** What to work on **
Lines with "クレジット決済画面へ" in the entries below: count them and reply with the number alone.

** Dataset records **
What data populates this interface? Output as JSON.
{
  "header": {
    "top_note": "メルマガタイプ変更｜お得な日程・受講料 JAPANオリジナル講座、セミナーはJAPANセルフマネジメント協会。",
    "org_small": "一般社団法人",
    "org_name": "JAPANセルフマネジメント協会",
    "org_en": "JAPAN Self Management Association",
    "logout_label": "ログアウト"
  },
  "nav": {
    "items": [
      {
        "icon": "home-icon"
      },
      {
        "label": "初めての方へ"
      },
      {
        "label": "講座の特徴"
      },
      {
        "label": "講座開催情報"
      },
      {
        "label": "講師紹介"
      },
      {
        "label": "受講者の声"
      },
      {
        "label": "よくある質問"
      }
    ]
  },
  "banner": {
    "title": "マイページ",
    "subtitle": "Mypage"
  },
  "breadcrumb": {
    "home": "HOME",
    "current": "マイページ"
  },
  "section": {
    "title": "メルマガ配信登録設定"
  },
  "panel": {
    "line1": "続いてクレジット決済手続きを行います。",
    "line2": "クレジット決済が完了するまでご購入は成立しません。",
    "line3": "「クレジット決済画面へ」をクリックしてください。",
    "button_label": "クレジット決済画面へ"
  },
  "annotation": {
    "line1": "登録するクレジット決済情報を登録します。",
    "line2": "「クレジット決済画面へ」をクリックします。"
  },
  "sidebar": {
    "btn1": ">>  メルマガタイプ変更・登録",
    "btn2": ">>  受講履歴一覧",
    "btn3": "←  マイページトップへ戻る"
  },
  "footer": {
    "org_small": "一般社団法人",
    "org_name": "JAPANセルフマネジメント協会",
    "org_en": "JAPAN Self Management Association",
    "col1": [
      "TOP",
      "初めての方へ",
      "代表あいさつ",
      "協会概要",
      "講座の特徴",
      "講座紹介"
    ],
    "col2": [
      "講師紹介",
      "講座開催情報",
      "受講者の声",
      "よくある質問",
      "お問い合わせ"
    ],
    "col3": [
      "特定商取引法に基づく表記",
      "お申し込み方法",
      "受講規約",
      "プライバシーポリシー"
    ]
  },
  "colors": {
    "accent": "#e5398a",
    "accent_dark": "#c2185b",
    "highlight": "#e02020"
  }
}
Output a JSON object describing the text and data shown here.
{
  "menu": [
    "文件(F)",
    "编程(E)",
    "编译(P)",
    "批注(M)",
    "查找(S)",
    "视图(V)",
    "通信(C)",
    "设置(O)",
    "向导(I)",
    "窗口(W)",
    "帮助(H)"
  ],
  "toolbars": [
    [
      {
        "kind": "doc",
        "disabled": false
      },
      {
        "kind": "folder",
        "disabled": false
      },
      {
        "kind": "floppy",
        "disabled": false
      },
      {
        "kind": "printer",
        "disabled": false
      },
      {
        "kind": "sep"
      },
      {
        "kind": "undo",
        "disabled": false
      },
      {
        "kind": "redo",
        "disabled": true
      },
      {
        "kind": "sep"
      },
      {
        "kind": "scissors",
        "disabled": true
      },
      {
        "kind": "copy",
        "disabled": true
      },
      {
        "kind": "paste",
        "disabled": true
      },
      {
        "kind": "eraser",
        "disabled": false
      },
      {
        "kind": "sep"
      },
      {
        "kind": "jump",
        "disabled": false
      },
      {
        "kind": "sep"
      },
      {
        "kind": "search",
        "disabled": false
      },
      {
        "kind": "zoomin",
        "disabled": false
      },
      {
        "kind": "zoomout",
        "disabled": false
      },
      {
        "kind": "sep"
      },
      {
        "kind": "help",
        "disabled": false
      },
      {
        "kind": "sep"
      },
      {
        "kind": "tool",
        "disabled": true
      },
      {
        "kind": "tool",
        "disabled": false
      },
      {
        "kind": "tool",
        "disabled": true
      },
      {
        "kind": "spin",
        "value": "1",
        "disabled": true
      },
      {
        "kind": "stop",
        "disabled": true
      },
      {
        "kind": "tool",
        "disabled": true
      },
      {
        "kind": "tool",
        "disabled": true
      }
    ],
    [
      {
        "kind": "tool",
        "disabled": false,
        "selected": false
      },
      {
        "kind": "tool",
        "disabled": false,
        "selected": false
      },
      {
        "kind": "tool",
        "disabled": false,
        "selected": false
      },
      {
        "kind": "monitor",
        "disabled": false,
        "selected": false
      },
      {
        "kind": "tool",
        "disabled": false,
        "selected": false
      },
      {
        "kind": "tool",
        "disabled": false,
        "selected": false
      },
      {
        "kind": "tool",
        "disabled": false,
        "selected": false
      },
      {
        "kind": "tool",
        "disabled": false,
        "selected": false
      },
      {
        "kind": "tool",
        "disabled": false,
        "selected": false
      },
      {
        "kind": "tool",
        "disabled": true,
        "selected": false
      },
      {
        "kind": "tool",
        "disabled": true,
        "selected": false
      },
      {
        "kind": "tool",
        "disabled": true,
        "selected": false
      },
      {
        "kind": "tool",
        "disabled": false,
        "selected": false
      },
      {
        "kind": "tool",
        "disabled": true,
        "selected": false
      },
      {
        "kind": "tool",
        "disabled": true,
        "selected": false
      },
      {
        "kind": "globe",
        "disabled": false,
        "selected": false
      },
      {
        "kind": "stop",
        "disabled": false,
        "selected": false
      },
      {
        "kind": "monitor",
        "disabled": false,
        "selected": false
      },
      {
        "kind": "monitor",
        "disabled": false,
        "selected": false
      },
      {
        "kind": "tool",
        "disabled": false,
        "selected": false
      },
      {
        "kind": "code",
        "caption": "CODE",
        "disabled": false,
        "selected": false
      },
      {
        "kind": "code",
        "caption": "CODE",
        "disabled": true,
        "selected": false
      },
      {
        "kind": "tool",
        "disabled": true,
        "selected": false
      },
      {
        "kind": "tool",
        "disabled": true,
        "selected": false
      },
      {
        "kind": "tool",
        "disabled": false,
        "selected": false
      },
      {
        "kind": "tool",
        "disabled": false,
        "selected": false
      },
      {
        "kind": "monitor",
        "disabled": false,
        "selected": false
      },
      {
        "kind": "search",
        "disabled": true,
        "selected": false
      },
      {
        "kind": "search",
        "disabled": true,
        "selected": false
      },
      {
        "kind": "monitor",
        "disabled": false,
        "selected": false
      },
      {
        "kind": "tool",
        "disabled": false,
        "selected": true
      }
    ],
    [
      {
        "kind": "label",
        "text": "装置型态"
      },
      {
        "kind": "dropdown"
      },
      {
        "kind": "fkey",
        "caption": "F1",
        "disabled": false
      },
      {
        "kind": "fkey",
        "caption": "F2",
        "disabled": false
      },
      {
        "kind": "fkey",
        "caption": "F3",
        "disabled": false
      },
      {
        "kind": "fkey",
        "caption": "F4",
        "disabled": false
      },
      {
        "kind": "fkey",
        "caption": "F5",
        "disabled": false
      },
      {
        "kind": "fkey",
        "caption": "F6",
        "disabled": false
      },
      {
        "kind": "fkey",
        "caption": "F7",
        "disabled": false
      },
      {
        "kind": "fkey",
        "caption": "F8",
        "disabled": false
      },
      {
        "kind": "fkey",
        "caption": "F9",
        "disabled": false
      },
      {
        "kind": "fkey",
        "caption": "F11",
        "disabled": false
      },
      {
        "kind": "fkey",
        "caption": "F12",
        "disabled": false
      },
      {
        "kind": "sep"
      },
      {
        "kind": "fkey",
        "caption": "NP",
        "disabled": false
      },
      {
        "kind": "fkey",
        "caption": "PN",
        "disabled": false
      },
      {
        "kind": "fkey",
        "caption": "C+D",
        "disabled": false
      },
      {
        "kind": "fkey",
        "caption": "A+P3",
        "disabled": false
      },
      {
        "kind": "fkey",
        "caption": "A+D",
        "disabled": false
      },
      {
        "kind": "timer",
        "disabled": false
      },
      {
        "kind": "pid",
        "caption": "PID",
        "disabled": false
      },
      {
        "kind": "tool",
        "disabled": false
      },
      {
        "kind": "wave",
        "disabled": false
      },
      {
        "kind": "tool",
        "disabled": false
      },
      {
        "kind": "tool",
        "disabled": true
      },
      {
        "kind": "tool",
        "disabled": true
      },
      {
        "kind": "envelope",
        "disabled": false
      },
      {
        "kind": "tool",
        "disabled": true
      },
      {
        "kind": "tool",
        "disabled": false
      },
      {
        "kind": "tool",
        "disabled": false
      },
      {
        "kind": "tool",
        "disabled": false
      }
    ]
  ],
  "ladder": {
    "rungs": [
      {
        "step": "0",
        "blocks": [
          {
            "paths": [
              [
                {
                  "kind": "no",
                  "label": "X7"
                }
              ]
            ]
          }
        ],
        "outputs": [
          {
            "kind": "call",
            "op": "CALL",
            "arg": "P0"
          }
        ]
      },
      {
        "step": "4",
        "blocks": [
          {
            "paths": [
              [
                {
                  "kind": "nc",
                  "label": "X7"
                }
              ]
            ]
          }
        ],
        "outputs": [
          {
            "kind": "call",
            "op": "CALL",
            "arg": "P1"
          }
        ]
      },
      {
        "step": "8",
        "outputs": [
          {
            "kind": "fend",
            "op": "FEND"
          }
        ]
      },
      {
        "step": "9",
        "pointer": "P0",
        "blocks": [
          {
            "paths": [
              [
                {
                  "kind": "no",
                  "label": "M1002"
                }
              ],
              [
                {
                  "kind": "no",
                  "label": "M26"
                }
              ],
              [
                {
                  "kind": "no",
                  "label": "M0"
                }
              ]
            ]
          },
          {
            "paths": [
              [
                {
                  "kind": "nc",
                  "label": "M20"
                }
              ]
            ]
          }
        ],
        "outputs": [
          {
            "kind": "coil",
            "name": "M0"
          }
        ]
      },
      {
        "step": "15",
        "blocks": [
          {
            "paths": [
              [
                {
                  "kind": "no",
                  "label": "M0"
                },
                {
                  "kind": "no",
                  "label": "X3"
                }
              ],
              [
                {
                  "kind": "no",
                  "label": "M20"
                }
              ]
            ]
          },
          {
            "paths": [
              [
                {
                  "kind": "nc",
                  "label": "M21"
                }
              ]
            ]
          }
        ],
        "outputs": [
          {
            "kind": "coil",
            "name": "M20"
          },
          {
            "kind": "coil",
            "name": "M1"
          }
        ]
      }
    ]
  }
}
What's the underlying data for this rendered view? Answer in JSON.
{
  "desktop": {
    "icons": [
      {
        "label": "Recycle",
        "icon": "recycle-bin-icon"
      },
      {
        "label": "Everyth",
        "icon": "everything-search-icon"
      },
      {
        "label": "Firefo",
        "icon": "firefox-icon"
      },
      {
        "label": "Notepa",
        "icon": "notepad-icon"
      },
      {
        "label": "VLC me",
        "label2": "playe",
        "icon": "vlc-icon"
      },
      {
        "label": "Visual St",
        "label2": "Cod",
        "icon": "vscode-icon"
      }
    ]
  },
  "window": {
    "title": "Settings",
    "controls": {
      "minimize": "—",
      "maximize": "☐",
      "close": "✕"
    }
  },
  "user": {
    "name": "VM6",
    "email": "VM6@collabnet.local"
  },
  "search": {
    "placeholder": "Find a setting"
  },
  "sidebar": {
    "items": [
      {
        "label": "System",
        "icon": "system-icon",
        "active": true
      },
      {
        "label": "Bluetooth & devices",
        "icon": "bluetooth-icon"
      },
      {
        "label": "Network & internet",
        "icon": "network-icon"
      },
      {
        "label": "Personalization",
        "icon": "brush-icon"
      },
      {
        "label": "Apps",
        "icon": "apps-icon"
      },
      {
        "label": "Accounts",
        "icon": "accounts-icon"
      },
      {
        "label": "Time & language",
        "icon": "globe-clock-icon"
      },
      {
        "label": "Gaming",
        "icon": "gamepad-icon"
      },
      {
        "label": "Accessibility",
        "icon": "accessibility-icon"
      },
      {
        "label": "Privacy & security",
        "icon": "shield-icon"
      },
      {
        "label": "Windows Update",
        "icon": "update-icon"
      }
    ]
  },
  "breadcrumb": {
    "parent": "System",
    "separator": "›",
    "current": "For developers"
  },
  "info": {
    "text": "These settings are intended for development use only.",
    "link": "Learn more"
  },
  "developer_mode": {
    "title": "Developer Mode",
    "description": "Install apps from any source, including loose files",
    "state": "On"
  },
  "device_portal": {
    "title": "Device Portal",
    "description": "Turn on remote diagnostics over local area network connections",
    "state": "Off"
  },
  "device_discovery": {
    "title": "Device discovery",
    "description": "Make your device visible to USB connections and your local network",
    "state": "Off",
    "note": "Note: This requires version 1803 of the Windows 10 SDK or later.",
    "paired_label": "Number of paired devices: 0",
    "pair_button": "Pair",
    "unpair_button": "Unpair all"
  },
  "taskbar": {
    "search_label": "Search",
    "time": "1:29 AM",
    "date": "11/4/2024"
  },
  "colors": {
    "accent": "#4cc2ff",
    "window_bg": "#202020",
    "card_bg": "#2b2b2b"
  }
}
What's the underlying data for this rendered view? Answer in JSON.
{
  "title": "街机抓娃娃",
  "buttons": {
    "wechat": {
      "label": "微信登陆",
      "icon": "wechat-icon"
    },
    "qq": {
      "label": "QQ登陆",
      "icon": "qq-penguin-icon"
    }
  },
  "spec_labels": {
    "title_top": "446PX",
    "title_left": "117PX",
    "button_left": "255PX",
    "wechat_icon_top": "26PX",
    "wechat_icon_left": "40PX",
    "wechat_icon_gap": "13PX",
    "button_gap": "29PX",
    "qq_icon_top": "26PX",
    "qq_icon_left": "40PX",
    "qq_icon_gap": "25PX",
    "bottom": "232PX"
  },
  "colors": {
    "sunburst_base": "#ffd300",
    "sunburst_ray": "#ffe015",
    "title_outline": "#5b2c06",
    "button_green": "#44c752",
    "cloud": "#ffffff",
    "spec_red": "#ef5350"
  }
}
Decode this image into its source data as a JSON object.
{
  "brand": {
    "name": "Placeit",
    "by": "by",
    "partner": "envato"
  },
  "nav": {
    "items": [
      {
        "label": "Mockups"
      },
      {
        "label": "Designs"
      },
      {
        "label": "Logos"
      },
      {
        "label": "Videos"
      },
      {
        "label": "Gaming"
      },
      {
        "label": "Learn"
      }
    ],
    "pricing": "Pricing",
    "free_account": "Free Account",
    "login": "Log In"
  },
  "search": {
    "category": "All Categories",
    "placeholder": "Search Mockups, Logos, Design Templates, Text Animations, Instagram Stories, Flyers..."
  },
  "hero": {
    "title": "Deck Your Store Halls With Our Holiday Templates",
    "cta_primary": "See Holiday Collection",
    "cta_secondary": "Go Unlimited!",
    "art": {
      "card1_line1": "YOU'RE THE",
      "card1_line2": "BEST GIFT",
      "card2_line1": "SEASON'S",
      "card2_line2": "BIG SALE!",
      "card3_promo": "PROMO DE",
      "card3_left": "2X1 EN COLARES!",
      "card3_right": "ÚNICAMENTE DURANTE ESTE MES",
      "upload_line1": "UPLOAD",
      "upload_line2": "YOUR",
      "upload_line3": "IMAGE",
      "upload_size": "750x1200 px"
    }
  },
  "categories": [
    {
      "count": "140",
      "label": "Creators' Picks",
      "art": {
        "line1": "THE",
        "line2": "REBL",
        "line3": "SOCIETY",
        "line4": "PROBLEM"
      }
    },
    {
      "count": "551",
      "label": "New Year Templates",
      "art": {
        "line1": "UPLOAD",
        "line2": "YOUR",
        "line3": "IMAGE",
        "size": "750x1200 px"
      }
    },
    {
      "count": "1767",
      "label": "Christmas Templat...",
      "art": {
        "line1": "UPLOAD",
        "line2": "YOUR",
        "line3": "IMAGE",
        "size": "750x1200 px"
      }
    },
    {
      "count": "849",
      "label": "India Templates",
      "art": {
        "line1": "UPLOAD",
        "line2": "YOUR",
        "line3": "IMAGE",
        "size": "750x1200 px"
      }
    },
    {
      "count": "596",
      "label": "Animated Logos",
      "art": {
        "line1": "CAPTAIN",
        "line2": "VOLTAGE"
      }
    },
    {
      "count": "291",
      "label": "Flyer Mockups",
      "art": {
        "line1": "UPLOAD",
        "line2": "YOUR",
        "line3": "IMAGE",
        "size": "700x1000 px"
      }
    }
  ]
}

** Result for this task **
3